Coming into this series, it was crucial that the Spartans play a strong defensive game as the Nittany Lions have the best offense in the nation, averaging 4.58 goals per game. Penn State certainly lived up to that standard as they drown the Spartans with ten total goals.
The so-called kryptonite that has been ailing MSU for a while now has been their inability to play a full 60-minute hockey game. Whether it’s a hot start and slow finish, or vice versa, the Spartans rarely seem to put a consistent performance together.
That was exactly the case in this weekend series. The Spartans scored first in both of the games this past weekend, defenseman Zach Osburn netted his third of the season in game one and freshman standout Taro Hirose scored his fourth in game two. After that, the Nittany Lion offense took over and left no room for a Spartans offense, who was already struggling to score, to get back into the game.
But the inconsistencies don’t stop there. The Spartans lead 2-1 in game two after 40 minutes of play. Goals by Hirose and Mason Appleton gave the Spartans an advantage. But the dominant offense of Penn State, apparent by their 97 total shots in the series, struck quickly and often, diminishing any chance of snapping Spartan the losing streak.
When an offense is struggling, like the Spartans are, one area of play that can be looked to as a get back on track can be the power play. MSU had plenty of chances with the man advantage, eight to be exact, but the fourth best penalty kill in the nation shut them down and the Spartans converted on just two of those opportunities.
On the penalty kill side of special teams for the Spartans, their last place penalty kill held their own against the nation’s 11th-ranked power play. Penn State had eight opportunities with a man advantage, but like MSU, only converted on two. Game one saw MSU kill all three of their penalties, but the Spartans allowed power play goals to Chase Berger and Dylan Richard in the second game.
On a team that relies heavily on its underclassmen, Spartan hockey fans can take solace in the fact that the young kids on this team have shown flashes of true skill. Appleton, a sophomore, recorded his team leading 9th goal and 10th assist on the season. Osburn (1G, 1A), Hirose (1,G, 2A) and Sam Saliba (1A), all sophomores or younger, recorded points as well.
Coming into the season, there was the possibility that with all the young talent on this team, the Spartans could take off and finally get their game back to the level of greatness that it once was. There was also the possibility that with all the college level inexperience on this team, they could fall flat on their faces.

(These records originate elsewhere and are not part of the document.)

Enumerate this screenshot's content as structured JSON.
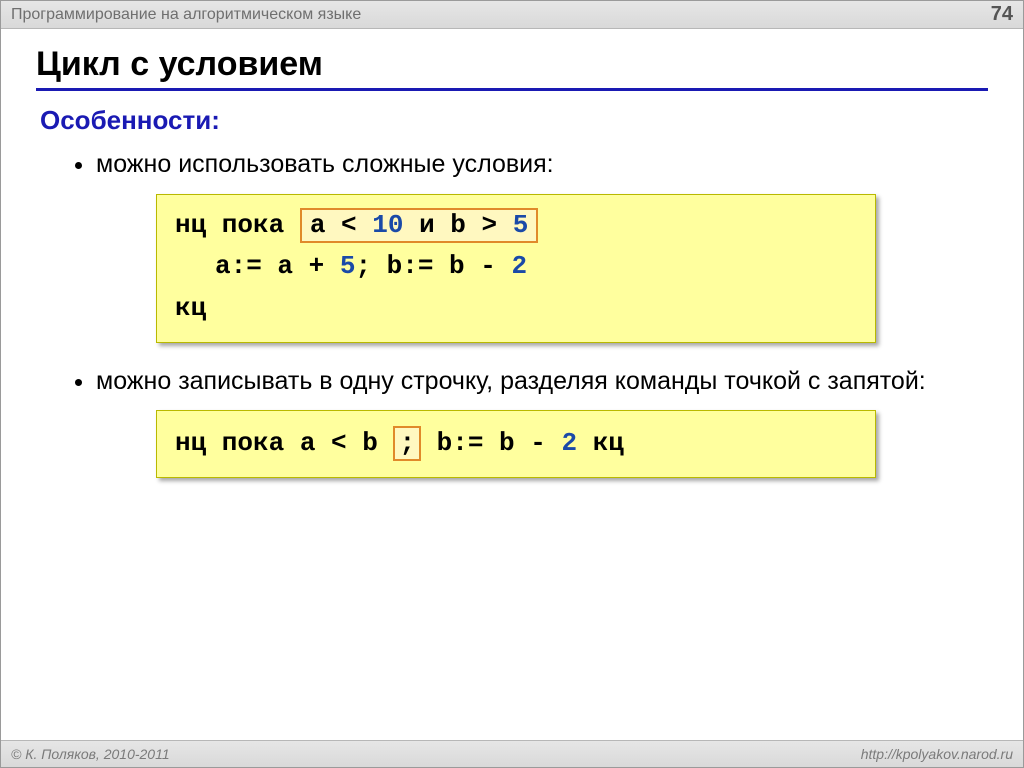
{
  "header": {
    "title": "Программирование на алгоритмическом языке",
    "page_number": "74"
  },
  "footer": {
    "copyright": "© К. Поляков, 2010-2011",
    "url": "http://kpolyakov.narod.ru"
  },
  "slide": {
    "title": "Цикл с условием",
    "subtitle": "Особенности:",
    "bullet1": "можно использовать сложные условия:",
    "bullet2": "можно записывать в одну строчку, разделяя команды точкой с запятой:"
  },
  "code1": {
    "l1_pre": "нц пока ",
    "l1_box_a": "a < ",
    "l1_box_num1": "10",
    "l1_box_mid": " и b > ",
    "l1_box_num2": "5",
    "l2_a": "a:= a + ",
    "l2_n1": "5",
    "l2_sep": "; b:= b - ",
    "l2_n2": "2",
    "l3": "кц"
  },
  "code2": {
    "pre": "нц пока a < b ",
    "semibox": ";",
    "mid": " b:= b - ",
    "num": "2",
    "post": " кц"
  }
}
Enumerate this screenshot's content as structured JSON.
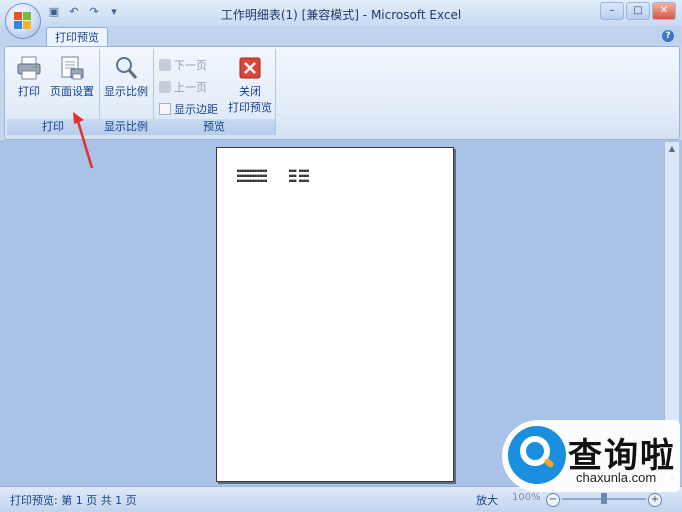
{
  "window": {
    "title": "工作明细表(1)  [兼容模式] - Microsoft Excel",
    "controls": [
      "–",
      "□",
      "✕"
    ]
  },
  "quick_access": {
    "save_icon": "save-icon",
    "undo_icon": "undo-icon",
    "redo_icon": "redo-icon",
    "customize": "▾"
  },
  "ribbon": {
    "active_tab": "打印预览",
    "groups": {
      "print": {
        "label": "打印",
        "print_button": "打印",
        "page_setup_button": "页面设置"
      },
      "zoom": {
        "label": "显示比例",
        "zoom_button": "显示比例"
      },
      "preview": {
        "label": "预览",
        "next_page": "下一页",
        "prev_page": "上一页",
        "show_margins": "显示边距",
        "close_line1": "关闭",
        "close_line2": "打印预览"
      }
    },
    "help": "?"
  },
  "preview_page": {
    "col1": [
      "■■■■■■■■■■■■",
      "■■■■■■■■■■■■",
      "■■■■■■■■■■■■"
    ],
    "col2": [
      "■■■ ■■■■",
      "■■■ ■■■■",
      "■■■ ■■■■"
    ]
  },
  "status_bar": {
    "text": "打印预览: 第 1 页  共 1 页",
    "zoom_label": "放大",
    "zoom_percent": "100%",
    "zoom_minus": "−",
    "zoom_plus": "+"
  },
  "watermark": {
    "cn": "查询啦",
    "en": "chaxunla.com"
  },
  "colors": {
    "accent": "#15428b",
    "annotation_arrow": "#e0332b",
    "workspace": "#a9c2e6"
  }
}
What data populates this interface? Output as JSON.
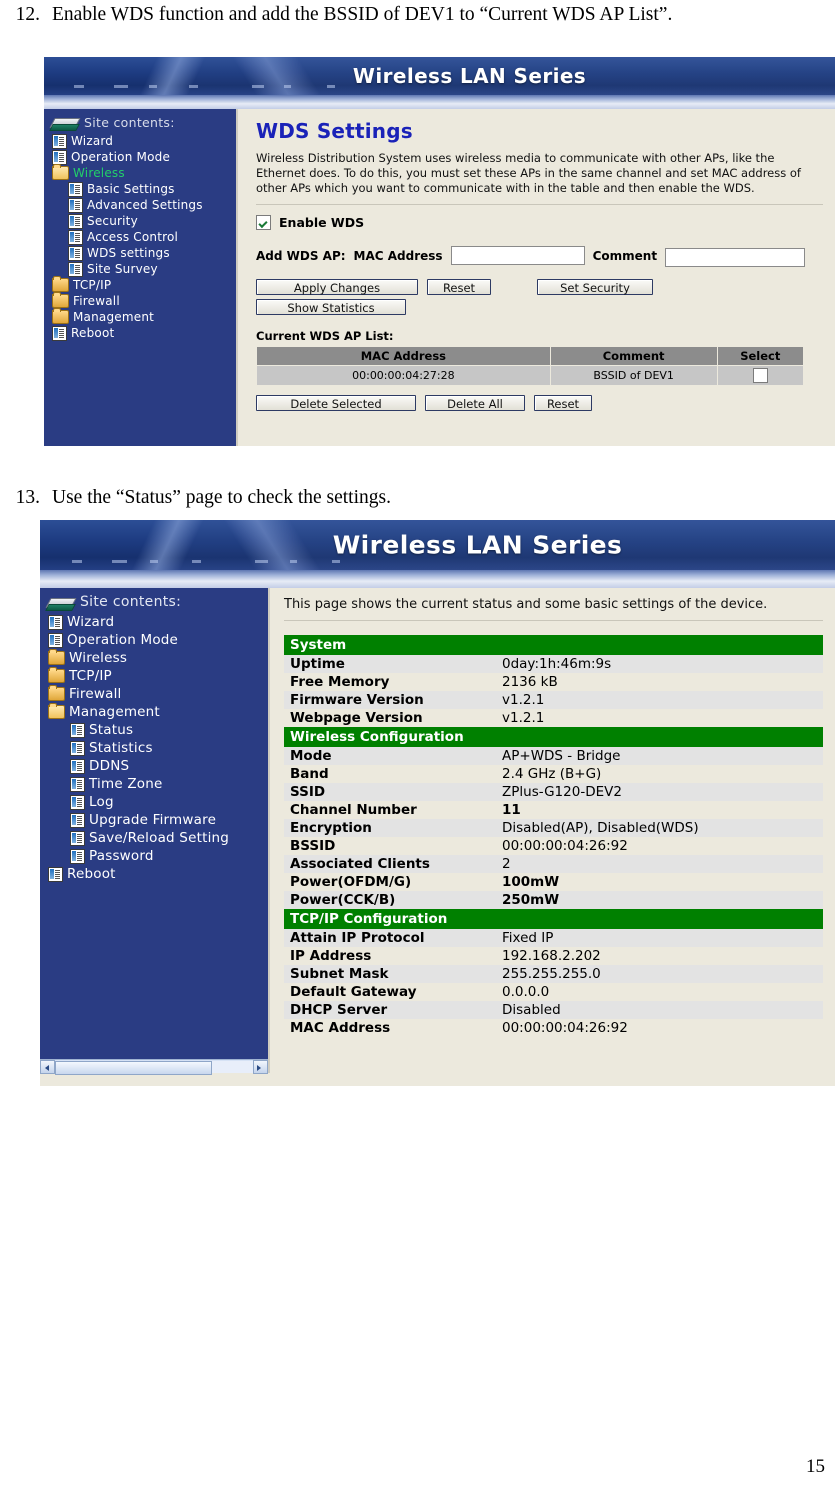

It is now obvious that the latter has come to fruition. Regardless, this team has the talent. It’s just a matter of finding the right way to make it all click.